**TASK DESCRIPTION:**
Repeat all of the data below word for word, keeping no images.

Dataset rows for apps and sites
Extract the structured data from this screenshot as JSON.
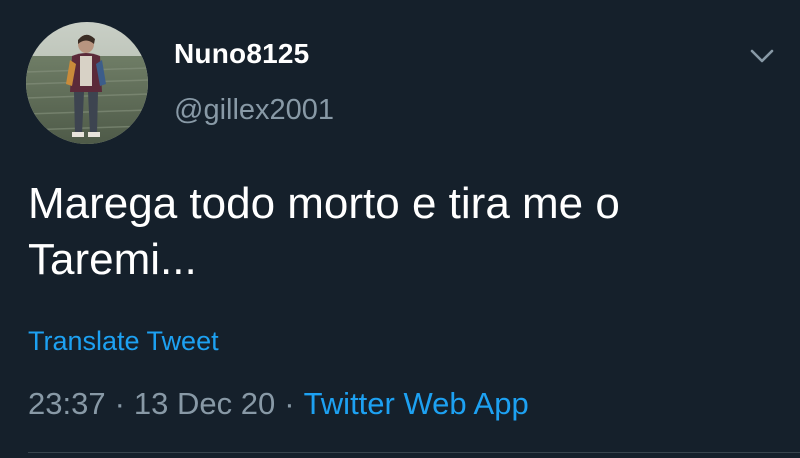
{
  "tweet": {
    "author": {
      "display_name": "Nuno8125",
      "handle": "@gillex2001"
    },
    "text": "Marega todo morto e tira me o Taremi...",
    "translate_label": "Translate Tweet",
    "time": "23:37",
    "date": "13 Dec 20",
    "separator": "·",
    "source": "Twitter Web App"
  },
  "colors": {
    "background": "#15202b",
    "primary_text": "#ffffff",
    "secondary_text": "#8899a6",
    "accent": "#1da1f2"
  },
  "icons": {
    "menu": "chevron-down-icon"
  }
}
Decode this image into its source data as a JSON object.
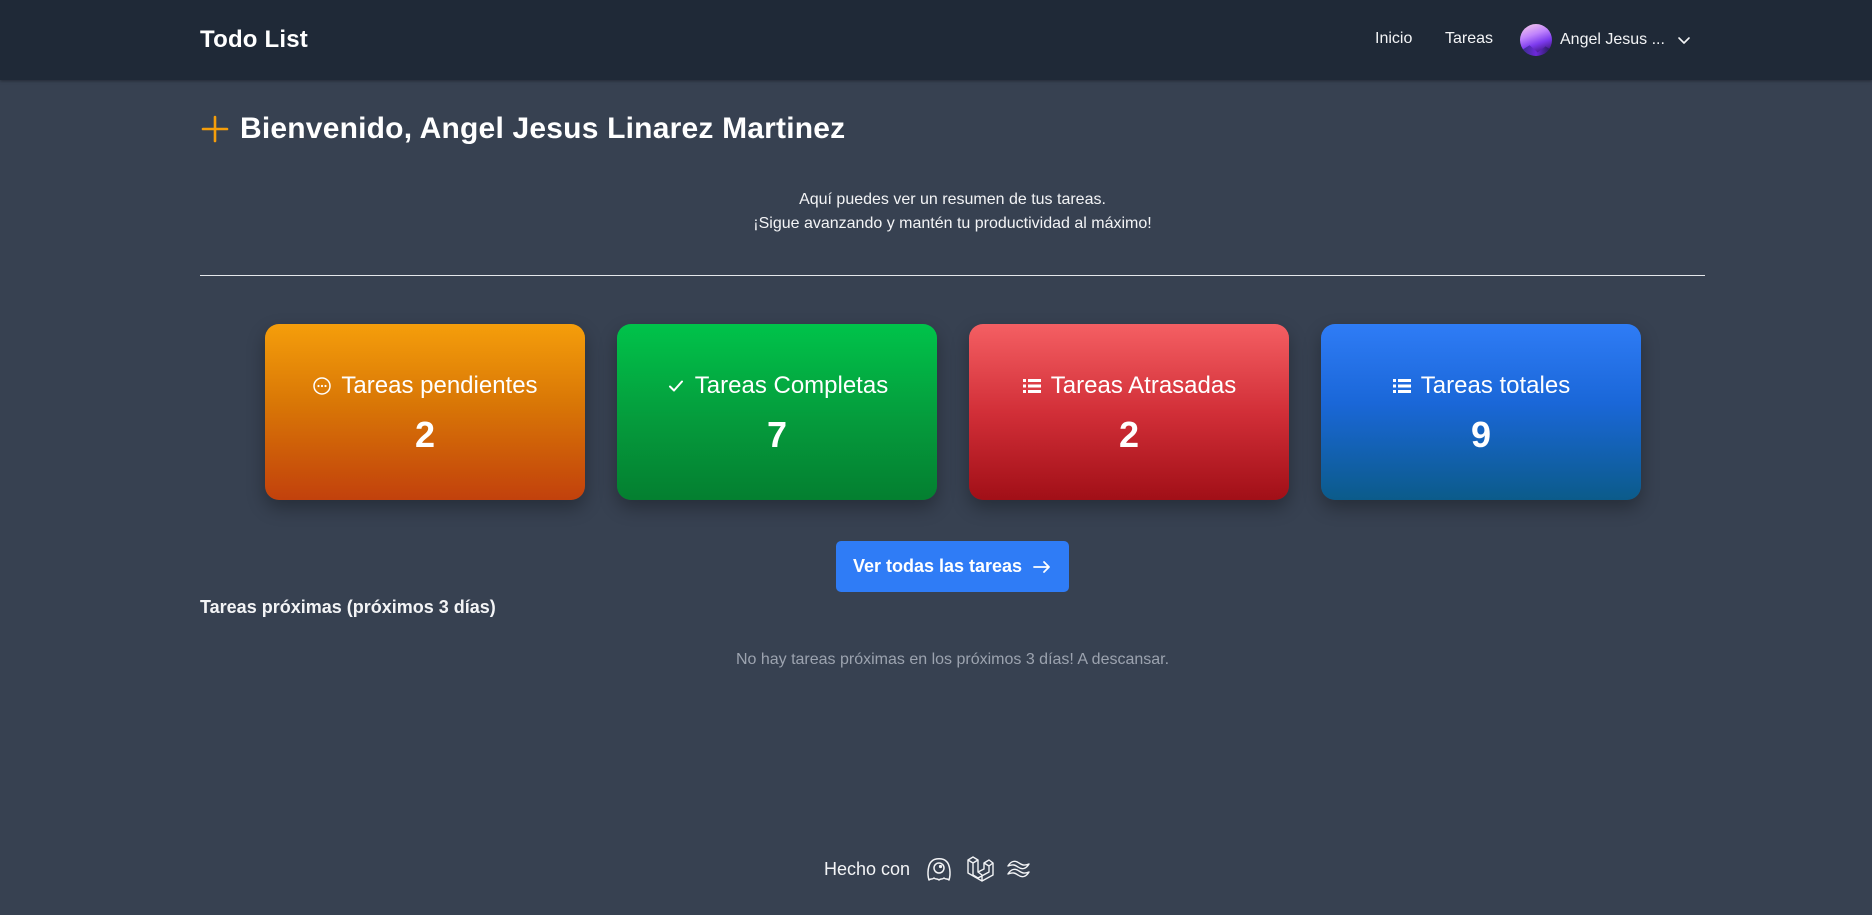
{
  "navbar": {
    "brand": "Todo List",
    "links": [
      "Inicio",
      "Tareas"
    ],
    "user_name": "Angel Jesus ..."
  },
  "welcome": {
    "title": "Bienvenido, Angel Jesus Linarez Martinez",
    "subtitle_line1": "Aquí puedes ver un resumen de tus tareas.",
    "subtitle_line2": "¡Sigue avanzando y mantén tu productividad al máximo!"
  },
  "cards": [
    {
      "label": "Tareas pendientes",
      "value": "2",
      "icon": "ellipsis-circle-icon",
      "color": "#f59e0b"
    },
    {
      "label": "Tareas Completas",
      "value": "7",
      "icon": "check-icon",
      "color": "#00c34a"
    },
    {
      "label": "Tareas Atrasadas",
      "value": "2",
      "icon": "list-icon",
      "color": "#f45f63"
    },
    {
      "label": "Tareas totales",
      "value": "9",
      "icon": "list-icon",
      "color": "#2f7cf6"
    }
  ],
  "actions": {
    "view_all_label": "Ver todas las tareas"
  },
  "upcoming": {
    "title": "Tareas próximas (próximos 3 días)",
    "empty_message": "No hay tareas próximas en los próximos 3 días! A descansar."
  },
  "footer": {
    "text": "Hecho con",
    "icons": [
      "livewire-icon",
      "laravel-icon",
      "tailwind-icon"
    ]
  },
  "colors": {
    "background": "#374151",
    "navbar": "#1f2937",
    "accent": "#f59e0b",
    "button": "#2f7cf6"
  }
}
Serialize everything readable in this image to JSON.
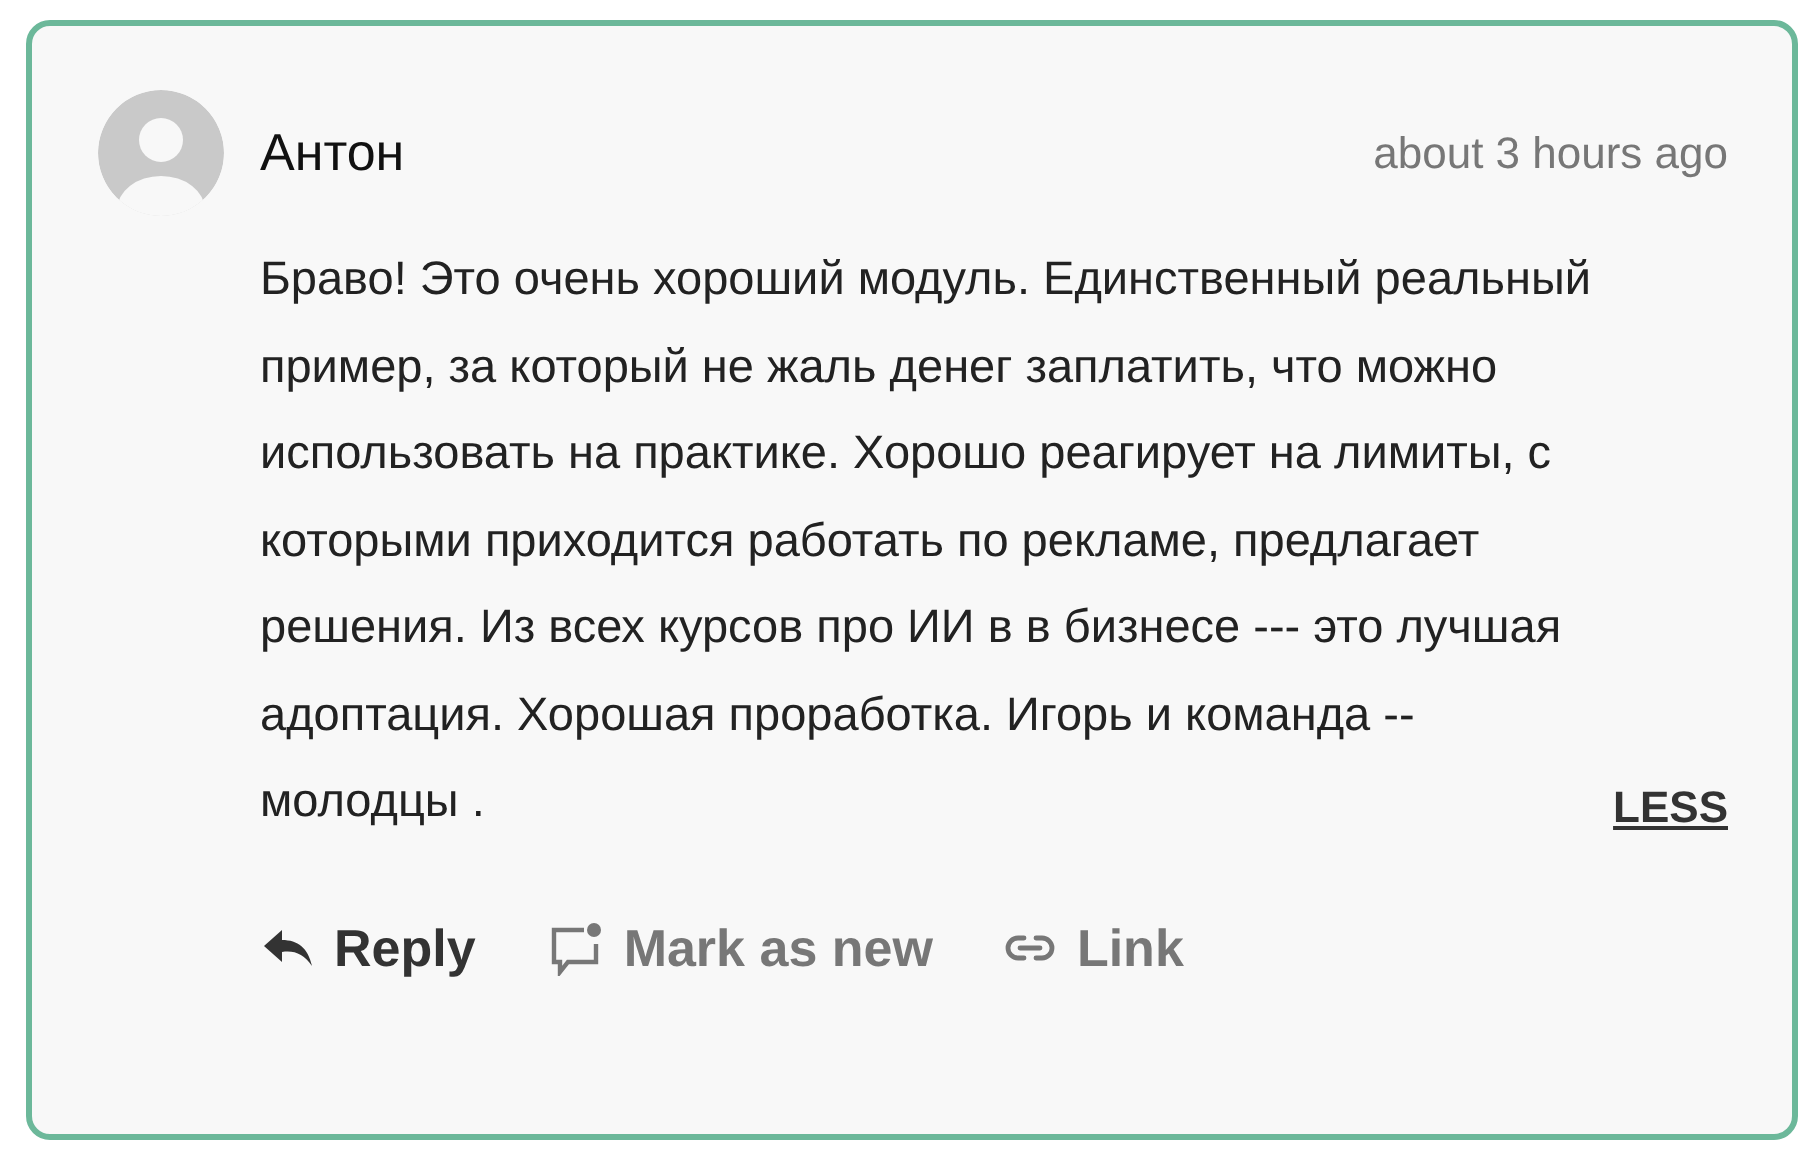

**ANSWER SECTION:**
Extract the structured data from this screenshot as JSON.
{
  "tweet": {
    "author": {
      "display_name": "Nuno8125",
      "handle": "@gillex2001"
    },
    "text": "Marega todo morto e tira me o Taremi...",
    "translate_label": "Translate Tweet",
    "time": "23:37",
    "date": "13 Dec 20",
    "separator": "·",
    "source": "Twitter Web App"
  },
  "colors": {
    "background": "#15202b",
    "primary_text": "#ffffff",
    "secondary_text": "#8899a6",
    "accent": "#1da1f2"
  },
  "icons": {
    "menu": "chevron-down-icon"
  }
}
Decode this image into its source data as a JSON object.
{
  "navbar": {
    "brand": "Todo List",
    "links": [
      "Inicio",
      "Tareas"
    ],
    "user_name": "Angel Jesus ..."
  },
  "welcome": {
    "title": "Bienvenido, Angel Jesus Linarez Martinez",
    "subtitle_line1": "Aquí puedes ver un resumen de tus tareas.",
    "subtitle_line2": "¡Sigue avanzando y mantén tu productividad al máximo!"
  },
  "cards": [
    {
      "label": "Tareas pendientes",
      "value": "2",
      "icon": "ellipsis-circle-icon",
      "color": "#f59e0b"
    },
    {
      "label": "Tareas Completas",
      "value": "7",
      "icon": "check-icon",
      "color": "#00c34a"
    },
    {
      "label": "Tareas Atrasadas",
      "value": "2",
      "icon": "list-icon",
      "color": "#f45f63"
    },
    {
      "label": "Tareas totales",
      "value": "9",
      "icon": "list-icon",
      "color": "#2f7cf6"
    }
  ],
  "actions": {
    "view_all_label": "Ver todas las tareas"
  },
  "upcoming": {
    "title": "Tareas próximas (próximos 3 días)",
    "empty_message": "No hay tareas próximas en los próximos 3 días! A descansar."
  },
  "footer": {
    "text": "Hecho con",
    "icons": [
      "livewire-icon",
      "laravel-icon",
      "tailwind-icon"
    ]
  },
  "colors": {
    "background": "#374151",
    "navbar": "#1f2937",
    "accent": "#f59e0b",
    "button": "#2f7cf6"
  }
}
Serialize everything readable in this image to JSON.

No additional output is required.